|International Classification||B21J15/18, B21J15/10|
|Cooperative Classification||Y10T29/53774, B21J15/18, B21J15/10|

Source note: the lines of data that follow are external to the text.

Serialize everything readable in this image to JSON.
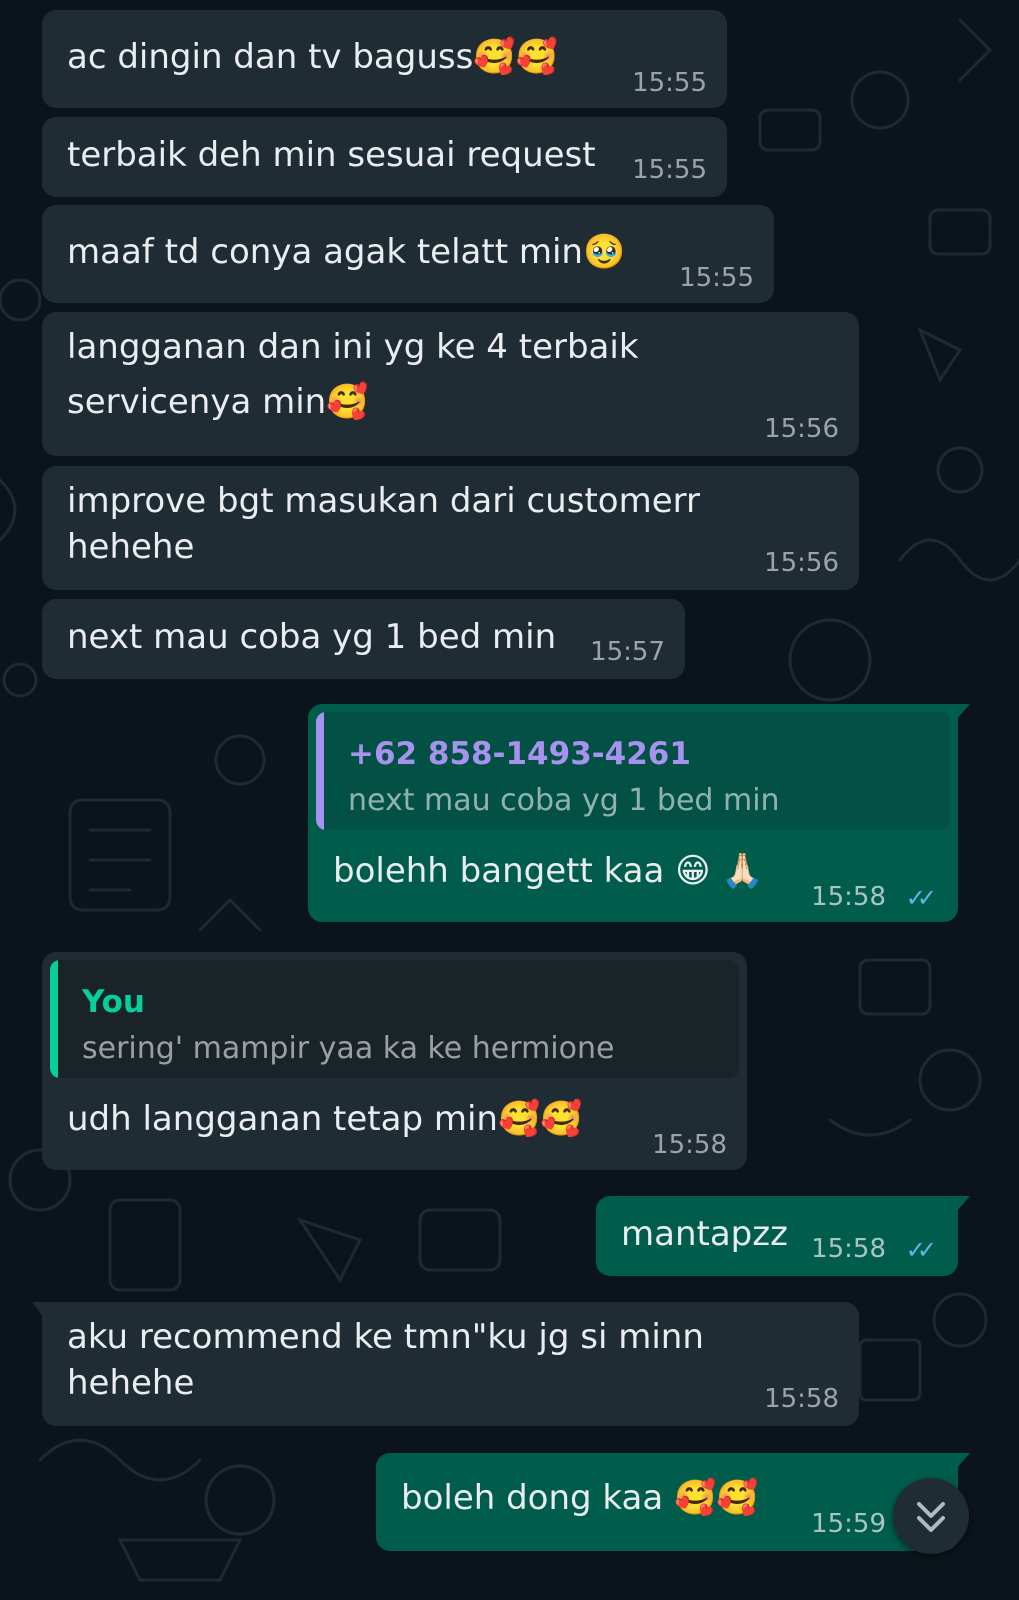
{
  "colors": {
    "background": "#0b141a",
    "incoming_bubble": "#202c33",
    "outgoing_bubble": "#005c4b",
    "read_ticks": "#53bdeb",
    "quote_author_phone": "#a792ef",
    "quote_author_you": "#06cf9c"
  },
  "messages": [
    {
      "text": "ac dingin dan tv baguss",
      "emoji": "🥰🥰",
      "time": "15:55"
    },
    {
      "text": "terbaik deh min sesuai request",
      "emoji": "",
      "time": "15:55"
    },
    {
      "text": "maaf td conya agak telatt min",
      "emoji": "🥹",
      "time": "15:55"
    },
    {
      "line1": "langganan dan ini yg ke 4 terbaik",
      "line2": "servicenya min",
      "emoji": "🥰",
      "time": "15:56"
    },
    {
      "line1": "improve bgt masukan dari customerr",
      "line2": "hehehe",
      "time": "15:56"
    },
    {
      "text": "next mau coba yg 1 bed min",
      "time": "15:57"
    },
    {
      "quote_author": "+62 858-1493-4261",
      "quote_text": "next mau coba yg 1 bed min",
      "text": "bolehh bangett kaa",
      "emoji": "😁 🙏🏻",
      "time": "15:58",
      "status": "read-ticks"
    },
    {
      "quote_author": "You",
      "quote_text": "sering' mampir yaa ka ke hermione",
      "text": "udh langganan tetap min",
      "emoji": "🥰🥰",
      "time": "15:58"
    },
    {
      "text": "mantapzz",
      "time": "15:58",
      "status": "read-ticks"
    },
    {
      "line1": "aku recommend ke tmn\"ku jg si minn",
      "line2": "hehehe",
      "time": "15:58"
    },
    {
      "text": "boleh dong kaa",
      "emoji": "🥰🥰",
      "time": "15:59"
    }
  ],
  "scroll_button_icon": "double-chevron-down-icon"
}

|European Classification||B21J15/18, B21J15/10|